THE CAST AND CREW
Bryan Fonseca directs Jason Gloye as Kevin; Benjamin Snyder as Blake; Ricardo Melendez as Andy; Nate Walden as Max; and Scot Greenwell as the Telegram Delivery Boy. James Gross is the set designer; Laura Glover is the lighting designer; and Beth Marx is the costume designer.
PERFORMANCE SCHEDULE AND TICKETS
Octopus will be performed on the Phoenix Mainstage June 11 through July 11, 2009. Performances are Thursdays at 7:00pm, Fridays at 8:00pm, and Saturdays at 8:00pm. There will be no performance on Saturday, July 4, but there will be a bonus performance on Wednesday, July 1, at 7:00p.m., and it will be priced at the Duke Energy Cheapseats rate of $15 per ticket.
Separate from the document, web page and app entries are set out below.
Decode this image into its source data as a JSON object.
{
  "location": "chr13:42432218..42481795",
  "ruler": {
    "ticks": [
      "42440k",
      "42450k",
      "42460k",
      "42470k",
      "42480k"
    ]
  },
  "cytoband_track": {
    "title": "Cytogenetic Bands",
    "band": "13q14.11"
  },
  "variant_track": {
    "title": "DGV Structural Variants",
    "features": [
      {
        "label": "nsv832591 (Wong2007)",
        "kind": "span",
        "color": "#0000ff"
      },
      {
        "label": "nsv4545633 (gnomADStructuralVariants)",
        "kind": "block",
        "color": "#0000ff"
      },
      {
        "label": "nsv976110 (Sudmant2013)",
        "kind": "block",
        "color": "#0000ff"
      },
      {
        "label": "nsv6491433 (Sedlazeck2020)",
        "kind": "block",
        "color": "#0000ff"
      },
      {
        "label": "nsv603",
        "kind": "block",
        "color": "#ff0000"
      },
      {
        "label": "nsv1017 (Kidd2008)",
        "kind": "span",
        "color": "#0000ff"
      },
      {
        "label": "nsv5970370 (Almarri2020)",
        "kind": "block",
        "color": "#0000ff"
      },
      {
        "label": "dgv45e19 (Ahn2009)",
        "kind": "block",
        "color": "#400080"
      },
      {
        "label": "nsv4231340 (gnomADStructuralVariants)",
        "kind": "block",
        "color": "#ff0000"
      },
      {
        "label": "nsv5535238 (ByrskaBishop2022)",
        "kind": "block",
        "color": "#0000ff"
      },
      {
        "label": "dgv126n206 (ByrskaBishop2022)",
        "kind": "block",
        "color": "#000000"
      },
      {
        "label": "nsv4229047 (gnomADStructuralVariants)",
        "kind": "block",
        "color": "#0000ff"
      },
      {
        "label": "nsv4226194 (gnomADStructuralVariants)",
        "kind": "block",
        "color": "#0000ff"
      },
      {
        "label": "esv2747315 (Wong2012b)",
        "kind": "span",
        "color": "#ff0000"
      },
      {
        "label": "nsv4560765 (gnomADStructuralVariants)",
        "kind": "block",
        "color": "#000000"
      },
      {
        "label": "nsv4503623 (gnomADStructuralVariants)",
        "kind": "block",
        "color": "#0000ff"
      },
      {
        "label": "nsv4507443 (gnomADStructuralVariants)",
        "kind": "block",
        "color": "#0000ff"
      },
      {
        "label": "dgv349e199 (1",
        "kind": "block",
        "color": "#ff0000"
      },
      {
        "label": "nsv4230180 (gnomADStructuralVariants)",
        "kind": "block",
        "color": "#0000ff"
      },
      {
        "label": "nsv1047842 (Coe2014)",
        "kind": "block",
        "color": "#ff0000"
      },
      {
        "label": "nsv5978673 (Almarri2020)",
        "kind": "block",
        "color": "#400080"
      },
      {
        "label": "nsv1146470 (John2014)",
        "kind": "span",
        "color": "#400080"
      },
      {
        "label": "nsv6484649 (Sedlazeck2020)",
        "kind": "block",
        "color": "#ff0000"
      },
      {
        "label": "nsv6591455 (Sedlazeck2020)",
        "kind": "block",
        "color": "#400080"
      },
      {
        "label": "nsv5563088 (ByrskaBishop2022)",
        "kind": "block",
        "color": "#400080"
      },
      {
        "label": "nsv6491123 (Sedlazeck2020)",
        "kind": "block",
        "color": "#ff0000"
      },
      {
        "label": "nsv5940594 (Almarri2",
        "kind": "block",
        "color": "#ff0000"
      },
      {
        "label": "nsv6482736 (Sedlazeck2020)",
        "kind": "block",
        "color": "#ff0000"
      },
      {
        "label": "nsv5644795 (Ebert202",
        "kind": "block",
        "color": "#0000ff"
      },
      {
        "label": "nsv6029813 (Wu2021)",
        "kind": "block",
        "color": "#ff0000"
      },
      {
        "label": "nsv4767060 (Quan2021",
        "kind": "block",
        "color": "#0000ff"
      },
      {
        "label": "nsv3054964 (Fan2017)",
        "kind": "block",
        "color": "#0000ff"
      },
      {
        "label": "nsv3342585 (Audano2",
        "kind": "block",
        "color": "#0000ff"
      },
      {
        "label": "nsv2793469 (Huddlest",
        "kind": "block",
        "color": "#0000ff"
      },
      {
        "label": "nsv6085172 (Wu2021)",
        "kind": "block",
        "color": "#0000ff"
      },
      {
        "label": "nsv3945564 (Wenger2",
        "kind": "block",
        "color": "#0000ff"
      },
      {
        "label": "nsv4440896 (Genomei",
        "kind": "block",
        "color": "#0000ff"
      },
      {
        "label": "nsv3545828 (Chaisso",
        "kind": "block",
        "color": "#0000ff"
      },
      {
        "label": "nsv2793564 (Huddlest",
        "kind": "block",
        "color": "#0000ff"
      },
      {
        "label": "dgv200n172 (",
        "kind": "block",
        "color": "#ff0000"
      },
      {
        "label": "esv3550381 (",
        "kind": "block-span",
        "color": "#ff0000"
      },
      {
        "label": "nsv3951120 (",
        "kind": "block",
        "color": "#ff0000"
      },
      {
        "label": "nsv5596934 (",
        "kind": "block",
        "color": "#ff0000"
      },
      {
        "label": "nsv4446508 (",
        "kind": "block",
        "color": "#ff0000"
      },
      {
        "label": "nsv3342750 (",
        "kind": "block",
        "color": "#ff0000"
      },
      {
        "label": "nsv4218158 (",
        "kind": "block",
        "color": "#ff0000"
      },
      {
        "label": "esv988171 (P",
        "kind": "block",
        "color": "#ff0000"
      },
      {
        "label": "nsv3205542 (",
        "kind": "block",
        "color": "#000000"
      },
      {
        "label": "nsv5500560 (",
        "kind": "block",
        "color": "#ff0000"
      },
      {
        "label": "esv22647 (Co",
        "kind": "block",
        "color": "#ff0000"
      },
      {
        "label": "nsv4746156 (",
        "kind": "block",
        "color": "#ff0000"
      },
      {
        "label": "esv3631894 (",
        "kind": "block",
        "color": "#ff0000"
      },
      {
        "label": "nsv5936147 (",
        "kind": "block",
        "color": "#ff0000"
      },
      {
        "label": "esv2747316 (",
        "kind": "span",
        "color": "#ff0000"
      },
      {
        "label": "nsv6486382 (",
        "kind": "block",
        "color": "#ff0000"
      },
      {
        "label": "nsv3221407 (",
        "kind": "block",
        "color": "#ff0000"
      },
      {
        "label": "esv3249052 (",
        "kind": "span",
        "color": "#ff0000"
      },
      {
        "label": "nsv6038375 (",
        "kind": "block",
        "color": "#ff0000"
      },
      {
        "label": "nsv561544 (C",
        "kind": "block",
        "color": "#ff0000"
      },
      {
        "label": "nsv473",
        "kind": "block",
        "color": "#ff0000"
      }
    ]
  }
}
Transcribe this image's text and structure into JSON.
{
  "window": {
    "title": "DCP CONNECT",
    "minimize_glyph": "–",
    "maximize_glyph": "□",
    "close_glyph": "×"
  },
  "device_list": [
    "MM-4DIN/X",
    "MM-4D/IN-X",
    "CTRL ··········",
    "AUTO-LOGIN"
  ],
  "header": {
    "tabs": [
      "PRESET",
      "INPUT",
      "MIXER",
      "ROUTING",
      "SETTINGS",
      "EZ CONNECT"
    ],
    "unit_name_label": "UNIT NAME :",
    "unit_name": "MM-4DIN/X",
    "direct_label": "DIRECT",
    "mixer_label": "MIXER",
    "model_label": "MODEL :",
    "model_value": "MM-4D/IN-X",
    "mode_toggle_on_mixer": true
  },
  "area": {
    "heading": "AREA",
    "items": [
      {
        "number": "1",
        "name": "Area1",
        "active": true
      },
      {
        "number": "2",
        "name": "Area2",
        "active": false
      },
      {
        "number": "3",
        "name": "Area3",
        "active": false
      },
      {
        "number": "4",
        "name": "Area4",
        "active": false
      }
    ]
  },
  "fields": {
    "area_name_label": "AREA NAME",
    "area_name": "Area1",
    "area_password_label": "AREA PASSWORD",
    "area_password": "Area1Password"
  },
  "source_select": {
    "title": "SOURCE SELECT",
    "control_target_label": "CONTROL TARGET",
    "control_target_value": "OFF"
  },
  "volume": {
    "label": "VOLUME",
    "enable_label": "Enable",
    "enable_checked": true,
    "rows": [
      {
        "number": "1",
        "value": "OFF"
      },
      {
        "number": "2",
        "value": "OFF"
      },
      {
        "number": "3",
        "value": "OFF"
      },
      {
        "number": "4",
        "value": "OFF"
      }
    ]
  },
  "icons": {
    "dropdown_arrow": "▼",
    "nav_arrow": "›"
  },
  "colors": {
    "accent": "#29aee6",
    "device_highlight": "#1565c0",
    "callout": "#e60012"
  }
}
Single tickets are $25 for those 25 and over, $15 for those 24 and under. All Thursdays are Duke Energy CheapSeats nights: All tickets are just $15. Group rates for adults are available for groups of 15 or more, as are discounts for buying out the house. To purchase tickets: 317.635.PLAY (7529), or purchase online at www.phoenixtheatre.org.
But this weekend? Well, Encore shows and my day job are going to keep me busy for part of it, but also a friend invited me to be his guest to see the Broadway touring show of “Wicked” at the Murat. I couldn’t be more pleased.
And as a birthday treat to myself, I am going to leave my reviewing notebook at home for once. If YOU have any comments about “Wicked” – either the touring production that opens this week here in Indianapolis or a production you saw somewhere else – I would love to read them here.
Hope Baugh – www.IndyTheatreHabit.com